We remain disenchanted with the outlook for the large incumbent banks. We view this government (and the opposition) as determined to reduce their size and the systemic risk that they represent. Balance sheets remain obscure, and it is not clear what further steps may be taken by the government and regulators to bring about the ‘cultural shift’ that they claim they wish to see. We have a number of macro themes active within the funds, many of which are interwoven, and few run along pure sector lines. A quick glance at our £546m Liontrust Macro Equity Income fund’s industry allocation shows a 9 per cent overweight to financials versus the FTSE All-Share weight of 24.8 per cent, which may lead some to conclude that we have an upbeat assessment of the outlook for banks, its largest component. However, our views on the main macro themes within the sector are summarised as follows.
This political hostility is in stark contrast to the encouragement being given to the establishment and expansion of new, smaller, ‘challenger’ banks. In particular, political support is being given to the expansion of lending to employment-creating SMEs. Although tiny in relation to the incumbents, the challenger banks are expected (indeed, intended) to reduce the market share of the incumbents, while competitively lowering fees and eroding margins.

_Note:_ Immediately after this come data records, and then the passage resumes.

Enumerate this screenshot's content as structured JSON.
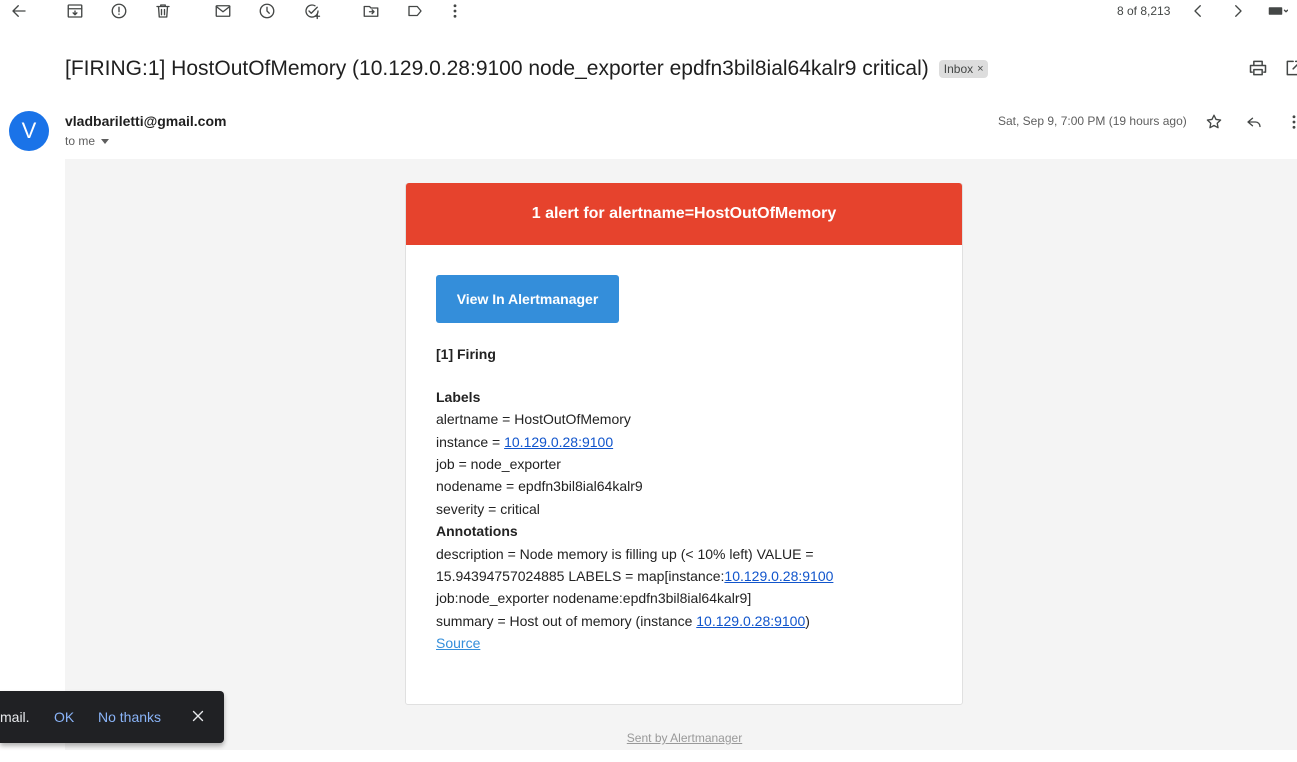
{
  "toolbar": {
    "icons": [
      "back-arrow-icon",
      "archive-icon",
      "report-spam-icon",
      "delete-icon",
      "mark-unread-icon",
      "snooze-icon",
      "add-to-tasks-icon",
      "move-to-icon",
      "label-icon",
      "more-vert-icon"
    ],
    "pager_count": "8 of 8,213"
  },
  "subject": "[FIRING:1] HostOutOfMemory (10.129.0.28:9100 node_exporter epdfn3bil8ial64kalr9 critical)",
  "inbox_chip": {
    "label": "Inbox",
    "remove": "×"
  },
  "message": {
    "avatar_letter": "V",
    "sender": "vladbariletti@gmail.com",
    "to": "to me",
    "date": "Sat, Sep 9, 7:00 PM (19 hours ago)"
  },
  "alert": {
    "header": "1 alert for alertname=HostOutOfMemory",
    "button": "View In Alertmanager",
    "firing": "[1] Firing",
    "labels_heading": "Labels",
    "alertname": "alertname = HostOutOfMemory",
    "instance_prefix": "instance = ",
    "instance_link": "10.129.0.28:9100",
    "job": "job = node_exporter",
    "nodename": "nodename = epdfn3bil8ial64kalr9",
    "severity": "severity = critical",
    "annotations_heading": "Annotations",
    "description_line1": "description = Node memory is filling up (< 10% left) VALUE =",
    "description_line2_prefix": "15.94394757024885 LABELS = map[instance:",
    "description_line2_link": "10.129.0.28:9100",
    "description_line3": "job:node_exporter nodename:epdfn3bil8ial64kalr9]",
    "summary_prefix": "summary = Host out of memory (instance ",
    "summary_link": "10.129.0.28:9100",
    "summary_suffix": ")",
    "source": "Source"
  },
  "footer": "Sent by Alertmanager",
  "toast": {
    "text": "mail.",
    "ok": "OK",
    "no_thanks": "No thanks"
  },
  "colors": {
    "alert_header": "#e6432d",
    "button": "#348eda",
    "link": "#1155cc",
    "avatar": "#1a73e8"
  }
}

Around the world, balance sheets of central banks are laden with government debt, partly as a result of quantitative easing. As global recovery begins to take hold, we would expect interest rates to begin to firm, and bond prices to weaken. Ample liquidity, low interest rates and a global thirst for yield suggest to us an environment conducive to corporate acquisition activity.
In the near term at least, we expect corporate earnings growth to be driven more by acquisition followed by rationalisation, than by economic expansion or capital investment. Current low borrowing costs mean that hurdle rates for acquisition will be low, and the opportunities for earnings enhancing acquisitions will be considerable. Our positive view of the outlook for equity markets provides a backdrop to our investments in asset managers, wealth managers, and life assurance companies.
The far-reaching changes to the pension market announced this year in Chancellor Osborne’s ‘Saver’s Budget’ has given immediate impetus to the investment industry. We believe the asset and wealth management sectors will profit from rising equity markets and from long-term demographic support as the crucial 48-64 year old cohort is set to expand significantly in the coming years. The reforms should also create a pool of assets that seek investment alternatives and we foresee opportunities for asset managers to forge closer links with the life industry, exemplified by Friends Life’s decision earlier this year to allocate a £12bn mandate to Schroders.
Jan Luthman is a fund manager with Liontrust Asset Management